By Doug Ireland
---- — SALEM — Almost a year to the day the first shovel of dirt was turned at the new Clough Farm apartment complex, state and local officials today will celebrate the project’s completion.
An open house and ribbon-cutting ceremony are scheduled for 2 p.m. at the $6 million, 32-unit complex on Braemoor Woods Road. It’s the first project of its kind to be built under Salem’s new workforce housing ordinance.
The goal was to provide more affordable housing in a community where residents often complain about rising property taxes and housing costs.
“I think the community is fortunate to be able to have this type of affordable housing,” town Planning Director Ross Moldoff said. “It’s a very high quality project.”
Clough Farm is the first and only project to be built in conjunction with the town’s 3-year-old workforce housing ordinance, Moldoff said. The ordinance allows for the construction of housing to serve low- and moderate-income residents who meet federal income guidelines.
Nineteen of the one- and two-bedroom government-subsidized apartments have been occupied since work was completed three weeks ago, according to builder Steven Lewis.
The rest will be occupied soon as tenants complete the application process, said Lewis, owner of Steven Lewis Inc. of Atkinson.
“There is such a need for this type of housing,” Lewis said. “We have more applications than we have space.”
Lewis, his partner Gino Baroni and Trident Building Group of Salem broke ground in June 2012.
The complex was built with the help of tax credits and financing through the New Hampshire Financing Authority. Rents are capped at below-market levels, which is beneficial to local residents struggling to make ends meet, Moldoff said.
“The economics are very difficult to bring prices down below market levels, especially in Salem where the land prices are very high,” he said.
The complex was built at the 140-acre Braemoor Woods site off Veterans Memorial Parkway. It’s next to Glenridge Apartments, an affordable housing complex for senior citizens also constructed by Lewis and Baroni.
Lewis, a builder for 44 years, said his family didn’t have a lot of money when he was a child growing up in Atkinson so he wanted to give back to the community by providing more affordable housing.
The project also allowed him to use innovative construction techniques, including “green technology” and low-impact development methods, to minimize its effect on the environment, he said.
“Things I’ve always wanted to do, I was able to do here,” he said. “I’m very, very proud of it.”
The complex features rain gardens and bio-retention basins to save and replenish groundwater. There are also walking trails and a community garden, he said.
The town worked with Lewis over the last few years to ensure it would be the type of project that best served the community’s needs, Moldoff said. It was approved by the Planning Board in fall 2011.
“The developer did a lot of things with the project that went above and beyond what is absolutely necessary,” Moldoff said.
He said some residents were concerned about allowing an affordable housing project in town.
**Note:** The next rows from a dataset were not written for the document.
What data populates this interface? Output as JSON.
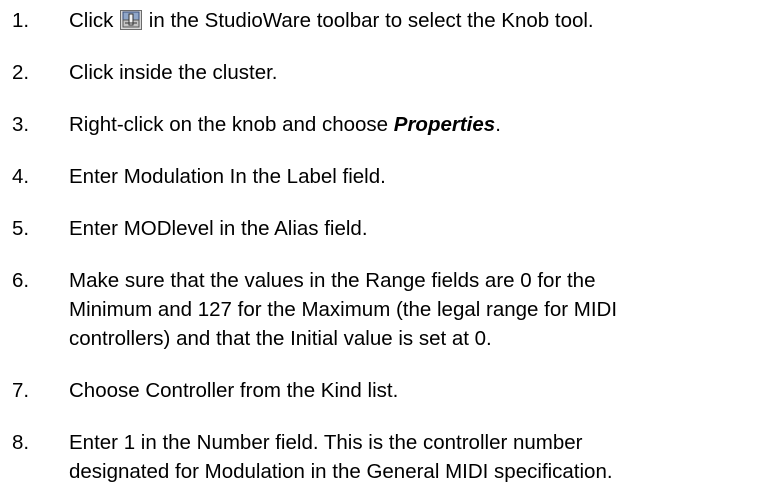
{
  "steps": [
    {
      "number": "1.",
      "text_before": "Click ",
      "icon": "knob-tool-icon",
      "text_after": " in the StudioWare toolbar to select the Knob tool."
    },
    {
      "number": "2.",
      "text": "Click inside the cluster."
    },
    {
      "number": "3.",
      "text_before": "Right-click on the knob and choose ",
      "emphasis": "Properties",
      "text_after": "."
    },
    {
      "number": "4.",
      "text": "Enter Modulation In the Label field."
    },
    {
      "number": "5.",
      "text": "Enter MODlevel in the Alias field."
    },
    {
      "number": "6.",
      "text": "Make sure that the values in the Range fields are 0 for the\nMinimum and 127 for the Maximum (the legal range for MIDI\ncontrollers) and that the Initial value is set at 0."
    },
    {
      "number": "7.",
      "text": "Choose Controller from the Kind list."
    },
    {
      "number": "8.",
      "text": "Enter 1 in the Number field. This is the controller number\ndesignated for Modulation in the General MIDI specification."
    }
  ]
}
“I think the impression in the community was that it was going to be a low-quality project,” Moldoff said. “I think the exact opposite is true — this is something the community can be proud of.”
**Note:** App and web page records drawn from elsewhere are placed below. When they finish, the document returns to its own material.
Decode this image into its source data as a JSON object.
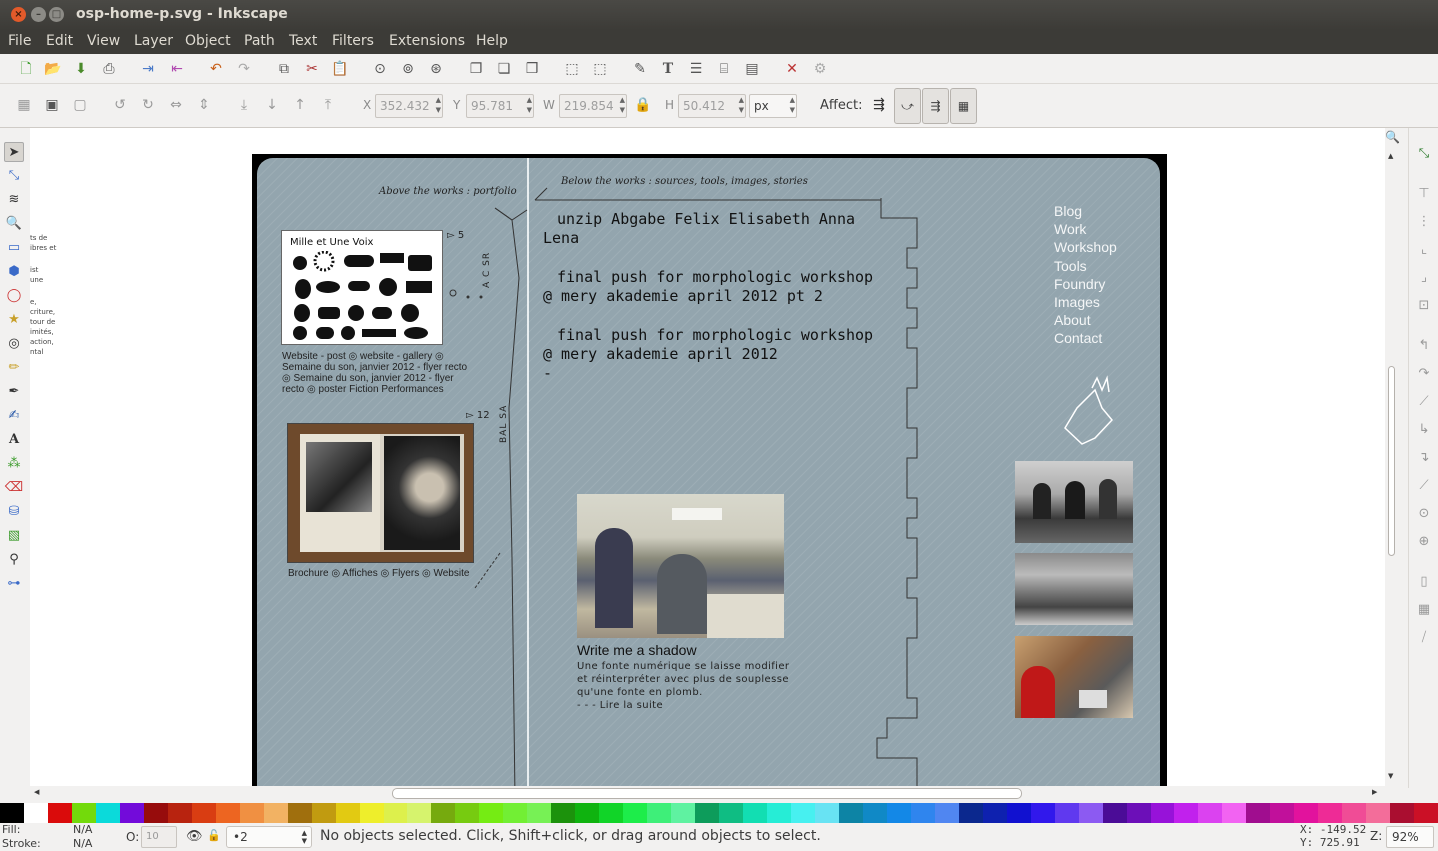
{
  "window": {
    "title": "osp-home-p.svg - Inkscape"
  },
  "menu": [
    "File",
    "Edit",
    "View",
    "Layer",
    "Object",
    "Path",
    "Text",
    "Filters",
    "Extensions",
    "Help"
  ],
  "controls": {
    "x_label": "X",
    "x_value": "352.432",
    "y_label": "Y",
    "y_value": "95.781",
    "w_label": "W",
    "w_value": "219.854",
    "h_label": "H",
    "h_value": "50.412",
    "unit": "px",
    "affect_label": "Affect:"
  },
  "doc": {
    "left_caption": "Above the works : portfolio",
    "right_caption": "Below the works : sources, tools, images, stories",
    "card1": {
      "title": "Mille et Une Voix",
      "count": "▻ 5",
      "caption": [
        "Website - post ◎ website - gallery ◎",
        "Semaine du son, janvier 2012 - flyer recto",
        "◎ Semaine du son, janvier 2012 - flyer",
        "recto ◎ poster Fiction Performances"
      ]
    },
    "card2": {
      "count": "▻ 12",
      "caption": "Brochure ◎ Affiches ◎ Flyers ◎ Website"
    },
    "vertical1": "A C SR",
    "vertical2": "BAL SA",
    "posts": [
      {
        "line1": "unzip Abgabe Felix Elisabeth Anna",
        "line2": "Lena"
      },
      {
        "line1": "final push for morphologic workshop",
        "line2": "@ mery akademie april 2012 pt 2"
      },
      {
        "line1": "final push for morphologic workshop",
        "line2": "@ mery akademie april 2012"
      }
    ],
    "dash": "-",
    "shadow": {
      "title": "Write me a shadow",
      "body": [
        "Une fonte numérique se laisse modifier",
        "et réinterpréter avec plus de souplesse",
        "qu'une fonte en plomb.",
        "- - - Lire la suite"
      ]
    },
    "nav": [
      "Blog",
      "Work",
      "Workshop",
      "Tools",
      "Foundry",
      "Images",
      "About",
      "Contact"
    ],
    "stub": [
      "ts de",
      "ibres et",
      "",
      "ist",
      "une",
      "",
      "e,",
      "criture,",
      "tour de",
      "imités,",
      "action,",
      "ntal"
    ]
  },
  "status": {
    "fill_label": "Fill:",
    "fill_value": "N/A",
    "stroke_label": "Stroke:",
    "stroke_value": "N/A",
    "opacity_label": "O:",
    "opacity_value": "10",
    "layer": "•2",
    "message": "No objects selected. Click, Shift+click, or drag around objects to select.",
    "x_coord": "X: -149.52",
    "y_coord": "Y:  725.91",
    "zoom_label": "Z:",
    "zoom_value": "92%"
  }
}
Moldoff will speak at today’s ceremony along with state Sen. Chuck Morse, R-Salem, resident Jane Lang, New Hampshire Housing Finance Authority Executive Director Dean Christon and Home Builders and Remodelers Association of New Hampshire head Kendall Buck.
U.S. Sen. Kelly Ayotte, R-N.H., has been invited to attend as well.